The use of boats is no less dangerous, as the, usually open, boat offers little to no protection for its passengers during the transit. When arriving at the vessel, the VBSS unit then has to climb onboard, often by scaling a ladder to get up the ship’s side. This is in itself a dangerous maneuver, especially if the weather is rough, and to this is then added the fact that it is to be done in full combat gear, and that by the nature of things the first man coming over the railing will do so without any support or even visual contact with his team. Nor will he be able to have his own weapon ready, as he will need both hands for the climbing.
Given the complex nature of these operations, the obvious answer might seem to be the use of special forces for the mission. However, VBSS operations are also often long-term in their nature, with units being on station for months at a time, and performing numerous visitations where there is little to no threat of the boarding being opposed by force. While there certainly is a time and place for special forces doing VBSS, such as in hostage situations, their use in e.g. Operation Atalanta would have to be considered a waste of resources.

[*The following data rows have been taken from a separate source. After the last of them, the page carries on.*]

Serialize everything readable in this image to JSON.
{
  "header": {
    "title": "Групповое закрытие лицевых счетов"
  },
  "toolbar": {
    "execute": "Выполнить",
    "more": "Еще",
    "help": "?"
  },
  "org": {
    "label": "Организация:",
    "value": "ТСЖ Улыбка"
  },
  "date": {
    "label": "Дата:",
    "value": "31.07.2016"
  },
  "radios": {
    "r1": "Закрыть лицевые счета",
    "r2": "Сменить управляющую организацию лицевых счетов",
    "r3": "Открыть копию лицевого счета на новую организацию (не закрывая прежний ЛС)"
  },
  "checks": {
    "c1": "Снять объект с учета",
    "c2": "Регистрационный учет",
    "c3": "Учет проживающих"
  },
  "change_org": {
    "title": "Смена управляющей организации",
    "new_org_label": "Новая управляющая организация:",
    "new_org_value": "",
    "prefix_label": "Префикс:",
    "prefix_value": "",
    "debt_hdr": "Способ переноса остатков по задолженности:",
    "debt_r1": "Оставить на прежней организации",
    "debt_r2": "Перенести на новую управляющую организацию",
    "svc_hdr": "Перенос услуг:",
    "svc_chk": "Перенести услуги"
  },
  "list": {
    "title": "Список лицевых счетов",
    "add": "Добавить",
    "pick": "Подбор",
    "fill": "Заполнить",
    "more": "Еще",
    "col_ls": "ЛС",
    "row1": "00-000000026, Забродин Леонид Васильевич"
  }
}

It is obviously possible to train personnel with other main tasks to perform VBSS as their secondary task, however, this naturally leads to a lower level of proficiency compared to full-time VBSS units, and as described above, this in turn leads to greater risks. Whenever a country sends its soldiers out on a potentially risky mission, someone has to make the judgement what kind of a risk is acceptable and what isn’t, and in this case both Finland and Sweden has decided to err on the side of caution. Also to note is that it is far easier to source a dozen suitable people from the 361 crew members on a LPD in the US Navy, than it is amongst the 60 of a Finnish minelayer.
In the grand scheme of things, having a platoon or company sized unit training for the VBSS mission is not to place undue focus on the mission in my opinion. The capability is currently in high-demand in international missions, and gives smaller countries a far cheaper option to make their presence felt compared to dispatching a naval vessel. And while most of the discussion above have focused on international operations of an expeditionary nature, it is easy to envision that the capability could come in handy in the Baltic Sea as well if tension in the area would be heightened further.